Chandrasekhar Sripada: I think ISB has a lot to contribute. Our programmes are designed to train humans to take on leadership roles. Whenever technology reached its next level of sophistication there has been a fear about job losses. But even in this current context, where AI and ML are creating havoc, we all must know that they are not actually taking away as many jobs as they are creating newer ones. And this trend needs to continue. There will be repetitive tasks that can certainly be given away to the new slave called technology and humans can still remain the master. The new technologies are powerful sets of tools which can take away the drudgery from work and can enable the human race to spend more time, intellect, judgment and intuition on decision making, that is ethical and responsible. If people have to engage with such elevated thoughts, they need sounder education, deeper foundations. Courses in business schools should be designed in a manner so as to shape individuals into true leaders of future. They should be capable of understanding and navigating in the multi–stakeholder world amidst plurality of thoughts. They should be educated to engage in multiple perspectives and help businesses take decisions that are sustainable.
What kind of traits are you looking to build in business leaders emerging from India?
Manish Gupta: At the current juncture, we need leaders who can really keep their eyes and ears open and learn from their environment. They should expand their knowledge by exploring different domains and assimilate and translate such learning into useful value propositions for the industry. The second crucial trait at present is the ability to deal with uncertainty. We need leaders with an entrepreneurial bent of mind who are more comfortable in handling uncertainty. These are the two important attributes in addition to the standard leadership traits that we would need in any global leader or manager.

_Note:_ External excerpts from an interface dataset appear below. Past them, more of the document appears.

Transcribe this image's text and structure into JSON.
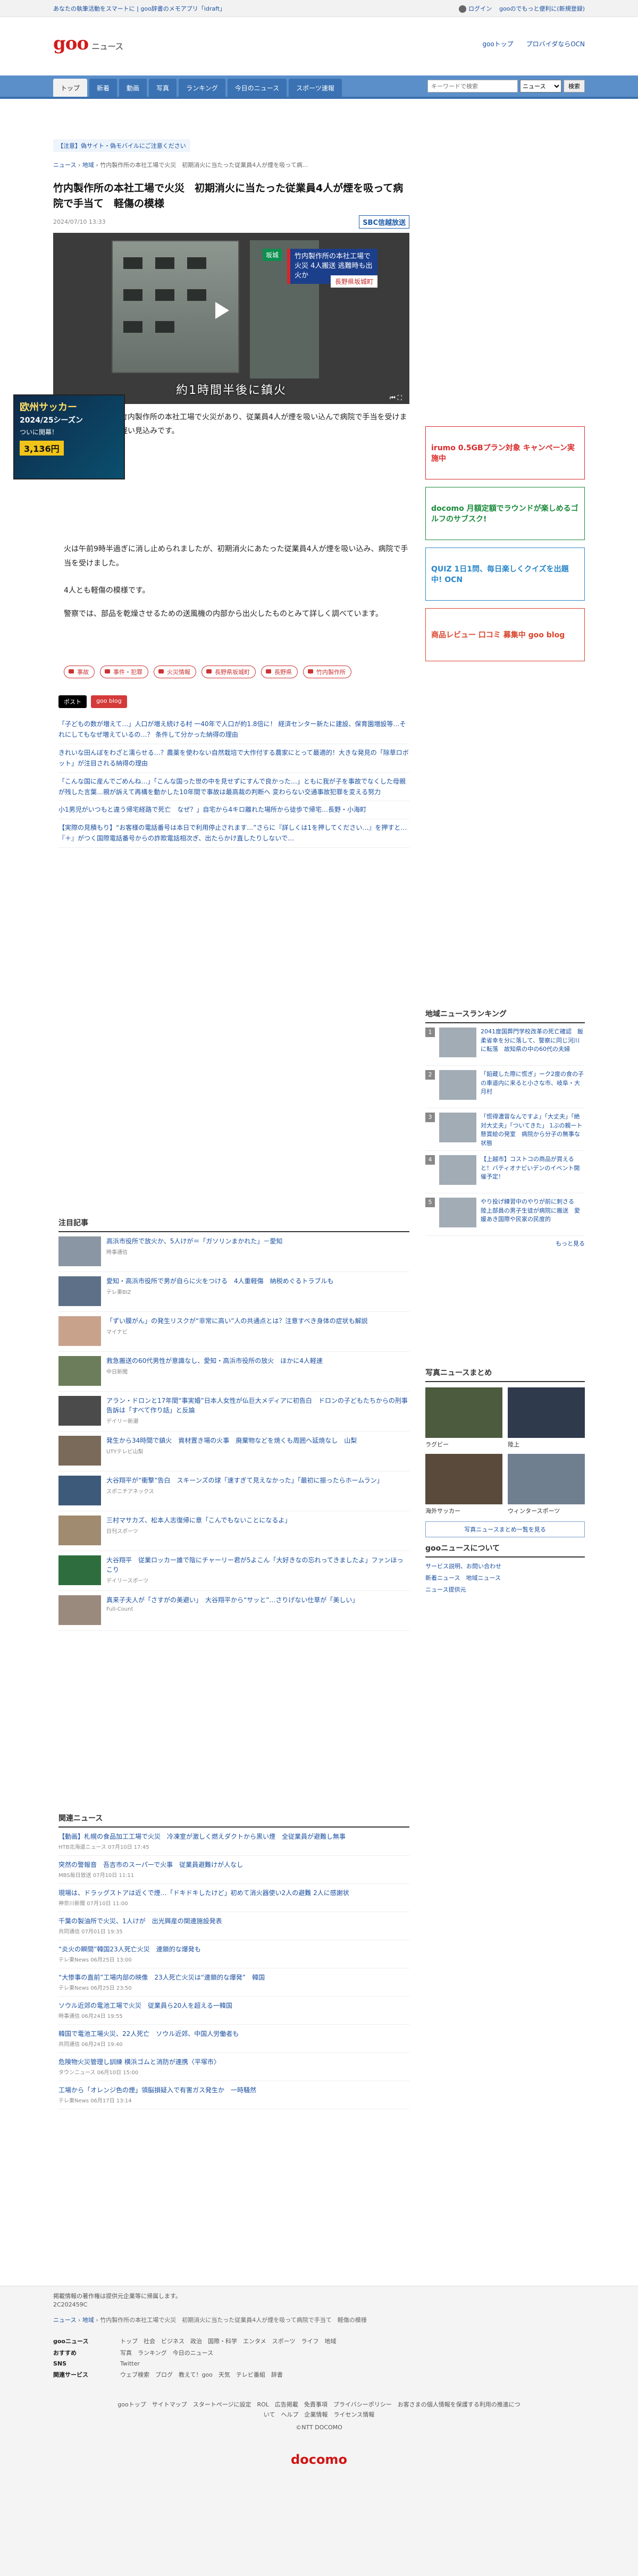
{
  "topbar": {
    "left": "あなたの執筆活動をスマートに | goo辞書のメモアプリ「idraft」",
    "login": "ログイン",
    "promo": "gooのでもっと便利に(新規登録)"
  },
  "header": {
    "logo": "goo",
    "logo_sub": "ニュース",
    "links": [
      "gooトップ",
      "プロバイダならOCN"
    ]
  },
  "gnav": {
    "tabs": [
      "トップ",
      "新着",
      "動画",
      "写真",
      "ランキング",
      "今日のニュース",
      "スポーツ速報"
    ],
    "search_placeholder": "キーワードで検索",
    "search_scope": "ニュース",
    "search_button": "検索"
  },
  "article": {
    "promo": "【注意】偽サイト・偽モバイルにご注意ください",
    "crumb": [
      "ニュース",
      "地域",
      "竹内製作所の本社工場で火災　初期消火に当たった従業員4人が煙を吸って病..."
    ],
    "title": "竹内製作所の本社工場で火災　初期消火に当たった従業員4人が煙を吸って病院で手当て　軽傷の模様",
    "date": "2024/07/10 13:33",
    "source": "SBC信越放送",
    "video": {
      "badge": "坂城",
      "caption": "竹内製作所の本社工場で火災 4人搬送 逃難時も出火か",
      "sub": "長野県坂城町",
      "lower": "約1時間半後に鎮火",
      "ctrl": "⏮ ⛶"
    },
    "lead": "建設機械メーカー、竹内製作所の本社工場で火災があり、従業員4人が煙を吸い込んで病院で手当を受けました。けがの程度は軽い見込みです。",
    "body": [
      "火は午前9時半過ぎに消し止められましたが、初期消火にあたった従業員4人が煙を吸い込み、病院で手当を受けました。",
      "4人とも軽傷の模様です。",
      "警察では、部品を乾燥させるための送風機の内部から出火したものとみて詳しく調べています。"
    ],
    "tags": [
      "事故",
      "事件・犯罪",
      "火災情報",
      "長野県坂城町",
      "長野県",
      "竹内製作所"
    ],
    "share": [
      "ポスト",
      "goo blog"
    ],
    "related": [
      "「子どもの数が増えて…」人口が増え続ける村 一40年で人口が約1.8倍に！ 経済センター新たに建設、保育園増設等…それにしてもなぜ増えているの…？ 条件して分かった納得の理由",
      "きれいな田んぼをわざと濡らせる…？農薬を使わない自然栽培で大作付する農家にとって最適的！大きな発見の「除草ロボット」が注目される納得の理由",
      "「こんな国に産んでごめんね…」「こんな国った世の中を見せずにすんで良かった…」ともに我が子を事故でなくした母親が残した言葉…親が訴えて再構を動かした10年間で事故は最高裁の判断へ 変わらない交通事故犯罪を変える努力",
      "小1男児がいつもと違う帰宅経路で死亡　なぜ？」自宅から4キロ離れた場所から徒歩で帰宅…長野・小海町",
      "【実際の見積もり】“お客様の電話番号は本日で利用停止されます…”さらに『詳しくは1を押してください…』を押すと…『＋』がつく国際電話番号からの詐欺電話相次ぎ、出たらかけ直したりしないで…"
    ]
  },
  "attention": {
    "title": "注目記事",
    "items": [
      {
        "t": "高浜市役所で放火か、5人けが＝「ガソリンまかれた」－愛知",
        "s": "時事通信"
      },
      {
        "t": "愛知・高浜市役所で男が自らに火をつける　4人重軽傷　納税めぐるトラブルも",
        "s": "テレ東BIZ"
      },
      {
        "t": "「ずい膜がん」の発生リスクが“非常に高い”人の共通点とは？注意すべき身体の症状も解説",
        "s": "マイナビ"
      },
      {
        "t": "救急搬送の60代男性が意識なし、愛知・高浜市役所の放火　ほかに4人軽速",
        "s": "中日新聞"
      },
      {
        "t": "アラン・ドロンと17年間“事実婚”日本人女性が仏巨大メディアに初告白　ドロンの子どもたちからの刑事告訴は「すべて作り話」と反論",
        "s": "デイリー新潮"
      },
      {
        "t": "発生から34時間で鎮火　資材置き場の火事　廃棄物などを焼くも周囲へ延焼なし　山梨",
        "s": "UTYテレビ山梨"
      },
      {
        "t": "大谷翔平が“衝撃”告白　スキーンズの球「速すぎて見えなかった」「最初に振ったらホームラン」",
        "s": "スポニチアネックス"
      },
      {
        "t": "三村マサカズ、松本人志復帰に意「こんでもないことになるよ」",
        "s": "日刊スポーツ"
      },
      {
        "t": "大谷翔平　従業ロッカー誰で陰にチャーリー君が5よこん「大好きなの忘れってきましたよ」ファンほっこり",
        "s": "デイリースポーツ"
      },
      {
        "t": "真来子夫人が「さすがの美避い」　大谷翔平から“サッと”…さりげない仕草が「美しい」",
        "s": "Full-Count"
      }
    ]
  },
  "relnews": {
    "title": "関連ニュース",
    "items": [
      {
        "t": "【動画】札幌の食品加工工場で火災　冷凍室が激しく燃えダクトから黒い煙　全従業員が避難し無事",
        "s": "HTB北海道ニュース 07月10日 17:45"
      },
      {
        "t": "突然の警報音　吾吉市のスーパーで火事　従業員避難けが人なし",
        "s": "MBS毎日放送 07月10日 11:11"
      },
      {
        "t": "現場は、ドラッグストアは近くで煙…「ドキドキしたけど」初めて消火器使い2人の避難 2人に感謝状",
        "s": "神奈川新聞 07月10日 11:00"
      },
      {
        "t": "千葉の製油所で火災、1人けが　出光興産の関連施設発表",
        "s": "共同通信 07月01日 19:35"
      },
      {
        "t": "“炎火の瞬間”韓国23人死亡火災　連鎖的な爆発も",
        "s": "テレ東News 06月25日 13:00"
      },
      {
        "t": "“大惨事の直前”工場内部の映像　23人死亡火災は“連鎖的な爆発”　韓国",
        "s": "テレ東News 06月25日 23:50"
      },
      {
        "t": "ソウル近郊の電池工場で火災　従業員ら20人を超える一韓国",
        "s": "時事通信 06月24日 19:55"
      },
      {
        "t": "韓国で電池工場火災、22人死亡　ソウル近郊、中国人労働者も",
        "s": "共同通信 06月24日 19:40"
      },
      {
        "t": "危険物火災管理し訓練 横浜ゴムと消防が連携〈平塚市〉",
        "s": "タウンニュース 06月10日 15:00"
      },
      {
        "t": "工場から「オレンジ色の煙」領脳損疑入で有害ガス発生か　一時騒然",
        "s": "テレ東News 06月17日 13:14"
      }
    ]
  },
  "side": {
    "ads": [
      {
        "t": "irumo 0.5GBプラン対象 キャンペーン実施中",
        "c": "#d92b2b"
      },
      {
        "t": "docomo 月額定額でラウンドが楽しめるゴルフのサブスク!",
        "c": "#1b8a3b"
      },
      {
        "t": "QUIZ 1日1問、毎日楽しくクイズを出題中! OCN",
        "c": "#2c87c9"
      },
      {
        "t": "商品レビュー 口コミ 募集中 goo blog",
        "c": "#d9442b"
      }
    ],
    "ranking": {
      "title": "地域ニュースランキング",
      "items": [
        "2041度国葬門学校改革の死亡確認　飯柔省幸を分に落して、警察に同じ河川に転落　故知県の中の60代の夫婦",
        "「鉛蔵した際に慌ぎ」ーク2度の食の子の車道内に来ると小さな市、岐阜・大月村",
        "「慌得濃冒なんですよ」「大丈夫」「絶対大丈夫」「ついてきた」 1ぶの親ート懸賞絵の発室　病院から分子の無事な状態",
        "【上越市】コストコの商品が買えると！バティオナビいデンのイベント開催予定！",
        "やり投げ練習中のやりが前に刺さる　陸上部員の男子生徒が病院に搬送　愛媛あき国際や民家の民度的"
      ],
      "more": "もっと見る"
    },
    "photos": {
      "title": "写真ニュースまとめ",
      "labels": [
        "ラグビー",
        "陸上",
        "海外サッカー",
        "ウィンタースポーツ"
      ],
      "more": "写真ニュースまとめ一覧を見る"
    },
    "about": {
      "title": "gooニュースについて",
      "links": [
        "サービス説明、お問い合わせ",
        "新着ニュース　地域ニュース",
        "ニュース提供元"
      ]
    }
  },
  "floatad": {
    "t1": "欧州サッカー",
    "t2": "2024/25シーズン",
    "t3": "ついに開幕！",
    "price": "3,136円"
  },
  "footer": {
    "note": "掲載情報の著作権は提供元企業等に帰属します。",
    "code": "2C202459C",
    "crumb": [
      "ニュース",
      "地域",
      "竹内製作所の本社工場で火災　初期消火に当たった従業員4人が煙を吸って病院で手当て　軽傷の模様"
    ],
    "rows": [
      {
        "h": "gooニュース",
        "l": "トップ　社会　ビジネス　政治　国際・科学　エンタメ　スポーツ　ライフ　地域"
      },
      {
        "h": "おすすめ",
        "l": "写真　ランキング　今日のニュース"
      },
      {
        "h": "SNS",
        "l": "Twitter"
      },
      {
        "h": "関連サービス",
        "l": "ウェブ検索　ブログ　教えて！goo　天気　テレビ番組　辞書"
      }
    ],
    "links": "gooトップ　サイトマップ　スタートページに設定　ROL　広告掲載　免責事項　プライバシーポリシー　お客さまの個人情報を保護する利用の推進について　ヘルプ　企業情報　ライセンス情報",
    "copy": "©NTT DOCOMO",
    "brand": "docomo"
  }
}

Chandrasekhar Sripada: ISB as a school responds to industry. Therefore, if industries need more leaders who can foster innovation and craft more unique value propositions, we obviously would invest in building those skills. Our education will continue to build leaders that will blend sound analytical and critical thinking skills with great social, moral and ethical responsibilities. They will be answerable to the community, answerable to what they say triple bottom line which includes the people, planet and profits and not just profits. We strive to build those who look at the future and who are able to help businesses thrive through the chaos and disruption that is going on. Foundationally, I think leadership education is deficient on one main front which is “learning to learn”. In future we all need to hone our skills to teach people how to learn. Learning to learn hopefully is that next frontier that we all have to look at.